But there lies the rub. We are in an ice-melting phase of the Milankovitch cycle now, where the Earth’s orbit is closer to circular and the Earth’s tilt is closer to perpendicular. But CO2 levels aren’t declining – partly because we’ve chopped a lot of trees and forests down, but mostly because of anthropogenic CO2 production. Without the limiting factor of declining CO2 we’ve seen in previous Milankovitch cycles, presumably the ice is just going to keep on melting as the albedo of the Earth surface declines.

Projected changes in coastlines with 170 metre sea level riseSo you might want to rethink that next coastal real estate purchase – or hope for the best from Copenhagen.

The View from Down Under

Something that baffled me throughout my childhood, growing up in Australia, was the frequent references to the Man in the Moon, in children’s books and other popular media. I just couldn’t see it.

Only in my adult years have I put two and two together and realized that all those references were made by people from the Northern Hemisphere.

South of the equator we really are down under, even in astronomical terms. All the stuff you can see in the night sky around the celestial equator and the ecliptic we can see too, but it’s all upside down (or from our point of view, right side up).

So the lunar maria you see on the Moon’s surface, we can see too, but upside down none of it looks anything like a human face.

And Orion’s Belt? Nope, don’t get that either. obeltconstWhat we see is an asterism we like to call ‘the Saucepan’ because what you see as a dagger hanging off a belt, we see as a handle rising from a pot.

We’ve also got our own down under Aurora Australis, although you’d have to105412main_High_res_jan05 climb a mountain in Tasmania, or even better catch an icebreaker to Antarctica, to see it.

But look, I’m envious. You’ve got a pole star, Polaris, which we never get to see. And you get a good view of the Andromeda Galaxy, which just barely peeks over our northern horizon around summer.

Down under, we have to use the Southern Cross to find the southern celestial pole. The Cross contains some of the southern sky’s brightest stars. During the winter months when it’s high in the sky, it’s generally the first group of stars to become visible after sunset, along with the nearby Pointer stars – which are actually Alpha and Beta Centauri.

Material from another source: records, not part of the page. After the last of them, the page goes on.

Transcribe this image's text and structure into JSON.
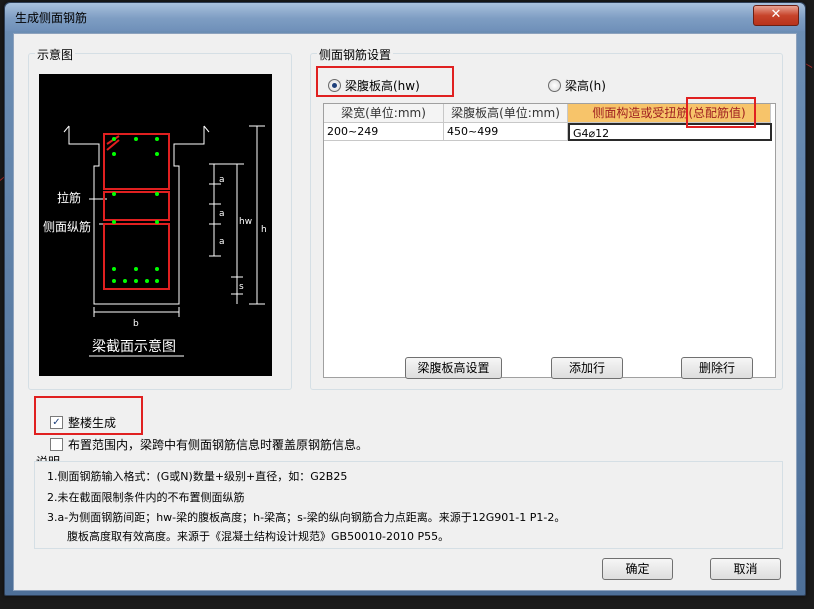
{
  "window": {
    "title": "生成侧面钢筋",
    "close_glyph": "✕"
  },
  "schematic_group": {
    "label": "示意图",
    "labels": {
      "tie_bar": "拉筋",
      "side_long_bar": "侧面纵筋",
      "caption": "梁截面示意图"
    },
    "dims": {
      "a1": "a",
      "a2": "a",
      "a3": "a",
      "hw": "hw",
      "h": "h",
      "s": "s",
      "b": "b"
    }
  },
  "settings_group": {
    "label": "侧面钢筋设置",
    "options": [
      {
        "label": "梁腹板高(hw)",
        "selected": true
      },
      {
        "label": "梁高(h)",
        "selected": false
      }
    ],
    "table": {
      "headers": [
        "梁宽(单位:mm)",
        "梁腹板高(单位:mm)",
        "侧面构造或受扭筋(总配筋值)"
      ],
      "rows": [
        [
          "200~249",
          "450~499",
          "G4⌀12"
        ]
      ]
    },
    "buttons": {
      "web_height": "梁腹板高设置",
      "add_row": "添加行",
      "delete_row": "删除行"
    }
  },
  "whole_building": {
    "label": "整楼生成",
    "checked": true
  },
  "override": {
    "label": "布置范围内，梁跨中有侧面钢筋信息时覆盖原钢筋信息。",
    "checked": false
  },
  "notes": {
    "label": "说明",
    "lines": [
      "1.侧面钢筋输入格式：(G或N)数量+级别+直径，如：G2B25",
      "2.未在截面限制条件内的不布置侧面纵筋",
      "3.a-为侧面钢筋间距；hw-梁的腹板高度；h-梁高；s-梁的纵向钢筋合力点距离。来源于12G901-1 P1-2。",
      "腹板高度取有效高度。来源于《混凝土结构设计规范》GB50010-2010 P55。"
    ]
  },
  "footer": {
    "ok": "确定",
    "cancel": "取消"
  },
  "colors": {
    "highlight_box": "#e02020",
    "drawing_bg": "#000000",
    "drawing_line": "#ffffff",
    "rebar_dot": "#00ff00"
  }
}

The Southern Cross is kite-shaped and if you draw a line out from the kite’s long axis and another line out from between the Pointers, those two lines meet at the southern celestial pole. From there, just drop your hand straight down to the horizon and you are pointing due South. Cheaper than a compass.south

We also have a couple of dwarf galaxies to look at, being the Large and Small Magellanic Clouds. OK, they are much smaller than Andromeda, but they are also a lot closer and hence appear much bigger. To the naked eye, they really do look like a couple of faint, wispy clouds.

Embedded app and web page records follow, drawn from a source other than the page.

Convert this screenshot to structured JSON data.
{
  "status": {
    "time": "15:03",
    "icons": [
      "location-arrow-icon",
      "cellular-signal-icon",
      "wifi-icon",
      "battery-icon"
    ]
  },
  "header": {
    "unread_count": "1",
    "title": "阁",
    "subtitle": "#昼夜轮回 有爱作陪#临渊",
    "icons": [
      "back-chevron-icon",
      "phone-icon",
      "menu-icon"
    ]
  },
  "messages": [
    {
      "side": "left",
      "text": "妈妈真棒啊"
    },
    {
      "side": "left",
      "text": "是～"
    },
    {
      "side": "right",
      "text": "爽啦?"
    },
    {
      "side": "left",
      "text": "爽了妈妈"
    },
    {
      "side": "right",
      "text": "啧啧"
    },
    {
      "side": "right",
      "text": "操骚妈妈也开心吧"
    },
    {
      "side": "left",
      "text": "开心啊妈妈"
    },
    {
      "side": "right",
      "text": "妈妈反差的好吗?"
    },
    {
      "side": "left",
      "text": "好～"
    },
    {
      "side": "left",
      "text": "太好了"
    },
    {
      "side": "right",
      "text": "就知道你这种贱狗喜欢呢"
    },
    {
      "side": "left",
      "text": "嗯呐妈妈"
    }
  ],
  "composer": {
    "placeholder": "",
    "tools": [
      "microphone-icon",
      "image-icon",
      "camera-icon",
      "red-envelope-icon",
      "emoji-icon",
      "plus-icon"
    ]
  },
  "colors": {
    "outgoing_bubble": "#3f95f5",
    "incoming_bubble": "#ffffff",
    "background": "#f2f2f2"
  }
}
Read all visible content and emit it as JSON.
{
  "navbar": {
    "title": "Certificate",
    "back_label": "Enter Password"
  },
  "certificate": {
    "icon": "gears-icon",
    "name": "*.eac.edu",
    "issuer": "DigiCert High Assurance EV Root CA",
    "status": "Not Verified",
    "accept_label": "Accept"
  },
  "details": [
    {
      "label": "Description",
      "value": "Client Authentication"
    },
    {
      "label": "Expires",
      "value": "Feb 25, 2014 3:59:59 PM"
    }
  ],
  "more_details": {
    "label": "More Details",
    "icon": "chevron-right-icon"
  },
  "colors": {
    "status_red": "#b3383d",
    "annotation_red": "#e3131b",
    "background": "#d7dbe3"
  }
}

For most southern sky observers, the Magellanic Clouds and the Southern Cross are circumpolar, slowly spinning around the southern celestial pole each night without ever setting.

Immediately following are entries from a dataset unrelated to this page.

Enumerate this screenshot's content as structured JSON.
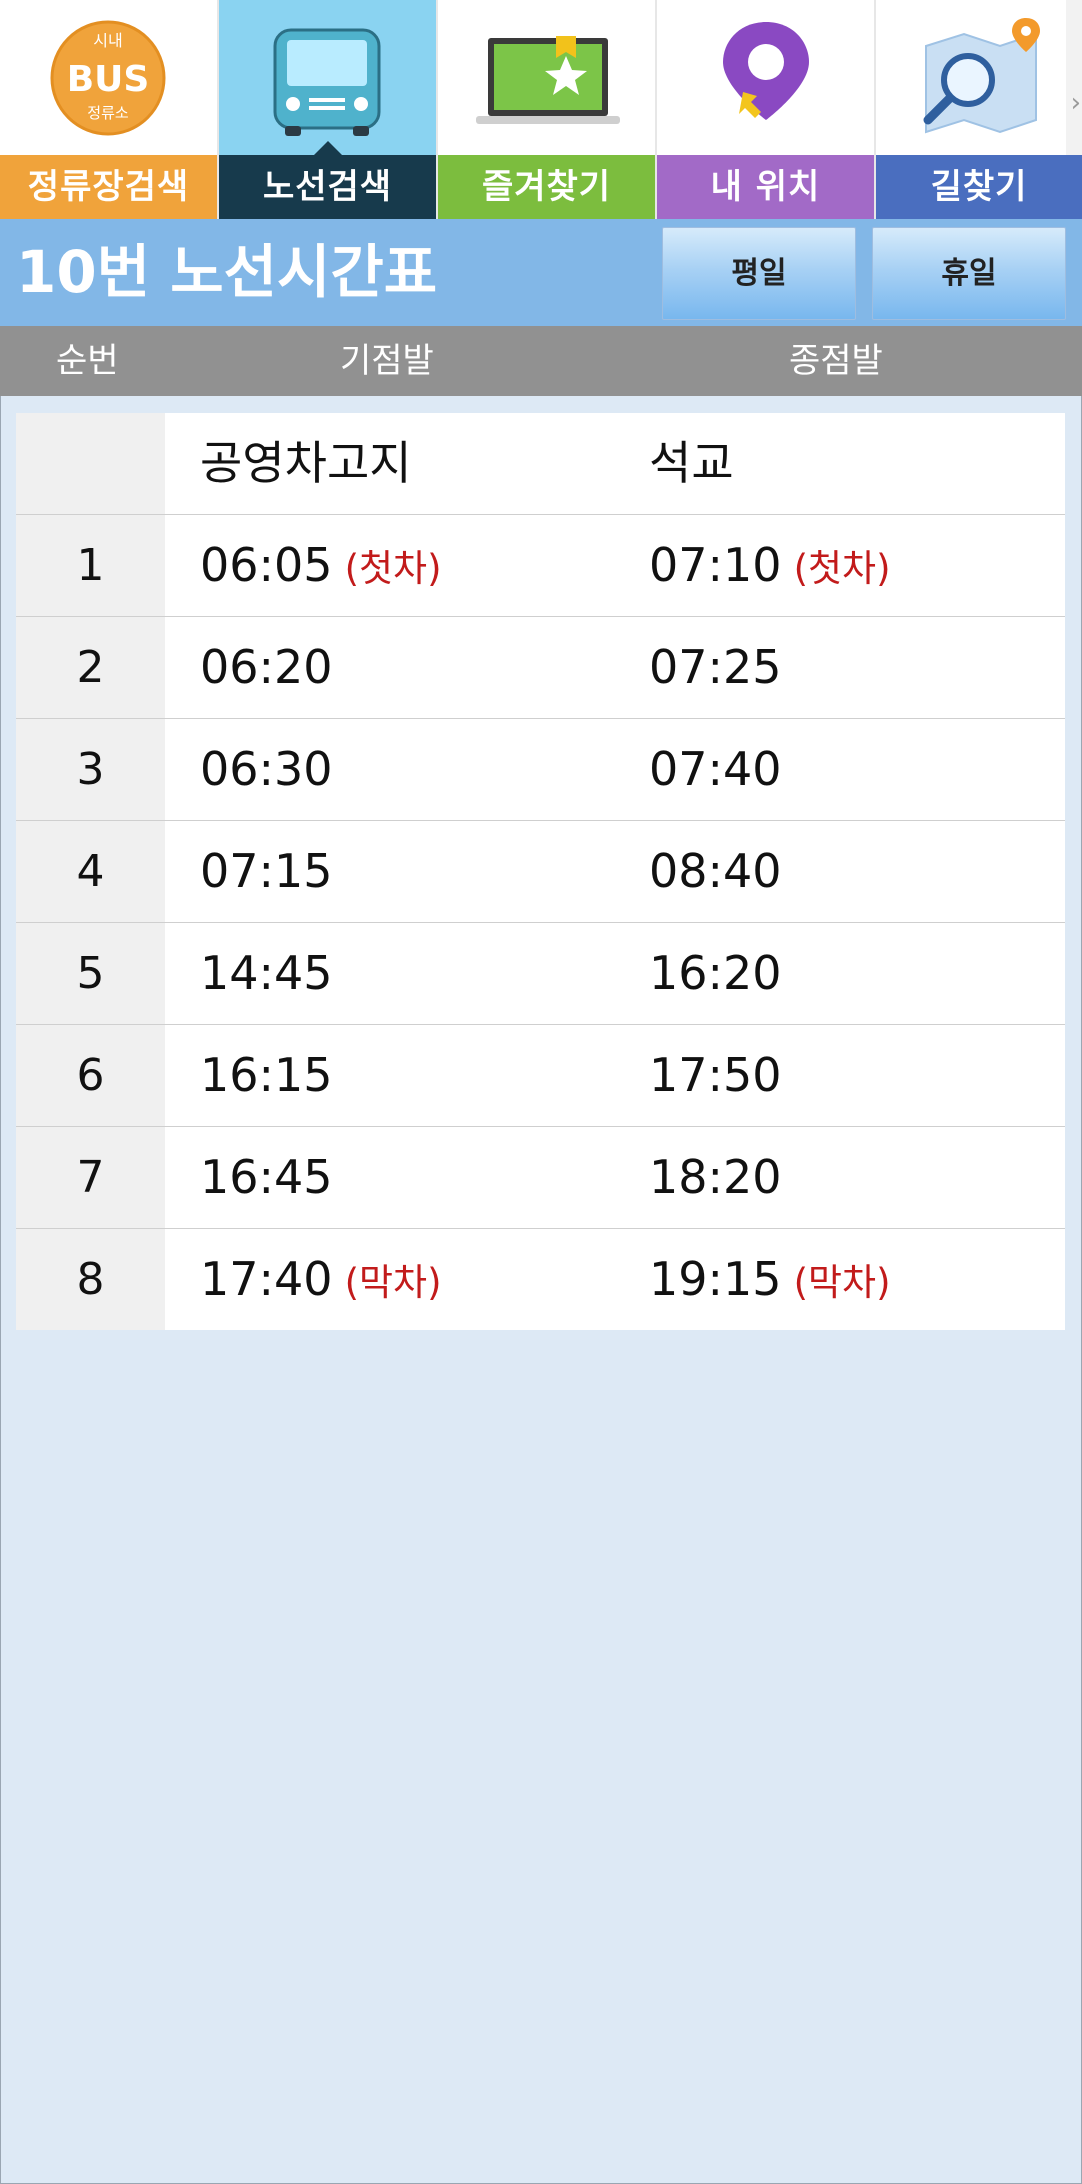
{
  "nav": {
    "items": [
      {
        "label": "정류장검색",
        "icon": "bus-stop-logo-icon",
        "logo_text_top": "시내",
        "logo_text_main": "BUS",
        "logo_text_bottom": "정류소"
      },
      {
        "label": "노선검색",
        "icon": "bus-icon"
      },
      {
        "label": "즐겨찾기",
        "icon": "bookmark-laptop-icon"
      },
      {
        "label": "내 위치",
        "icon": "location-pin-icon"
      },
      {
        "label": "길찾기",
        "icon": "map-search-icon"
      }
    ],
    "active_index": 1,
    "more_arrow": "›"
  },
  "title_bar": {
    "title": "10번 노선시간표",
    "weekday_button": "평일",
    "holiday_button": "휴일"
  },
  "columns": {
    "seq": "순번",
    "origin": "기점발",
    "terminal": "종점발"
  },
  "timetable": {
    "origin_stop": "공영차고지",
    "terminal_stop": "석교",
    "rows": [
      {
        "no": "1",
        "origin_time": "06:05",
        "origin_tag": "(첫차)",
        "terminal_time": "07:10",
        "terminal_tag": "(첫차)"
      },
      {
        "no": "2",
        "origin_time": "06:20",
        "origin_tag": "",
        "terminal_time": "07:25",
        "terminal_tag": ""
      },
      {
        "no": "3",
        "origin_time": "06:30",
        "origin_tag": "",
        "terminal_time": "07:40",
        "terminal_tag": ""
      },
      {
        "no": "4",
        "origin_time": "07:15",
        "origin_tag": "",
        "terminal_time": "08:40",
        "terminal_tag": ""
      },
      {
        "no": "5",
        "origin_time": "14:45",
        "origin_tag": "",
        "terminal_time": "16:20",
        "terminal_tag": ""
      },
      {
        "no": "6",
        "origin_time": "16:15",
        "origin_tag": "",
        "terminal_time": "17:50",
        "terminal_tag": ""
      },
      {
        "no": "7",
        "origin_time": "16:45",
        "origin_tag": "",
        "terminal_time": "18:20",
        "terminal_tag": ""
      },
      {
        "no": "8",
        "origin_time": "17:40",
        "origin_tag": "(막차)",
        "terminal_time": "19:15",
        "terminal_tag": "(막차)"
      }
    ]
  },
  "colors": {
    "nav_orange": "#f0a33b",
    "nav_dark": "#173a4c",
    "nav_green": "#7cbd3e",
    "nav_purple": "#a26ac7",
    "nav_blue": "#4a6ebf",
    "title_bar": "#82b7e7",
    "column_header": "#919191",
    "tag_red": "#c21b1b",
    "background": "#dde9f5"
  }
}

You probably know that the story about how water spirals down the plug hole in opposite directions on either side of the equator is just urban myth. But it is the case that while stars in the Northern Hemisphere appear to spin slowly around Polaris in an anti-clockwise direction, all our stars spin around the southern celestial pole in a clockwise direction.

It’s true – fair dinkum.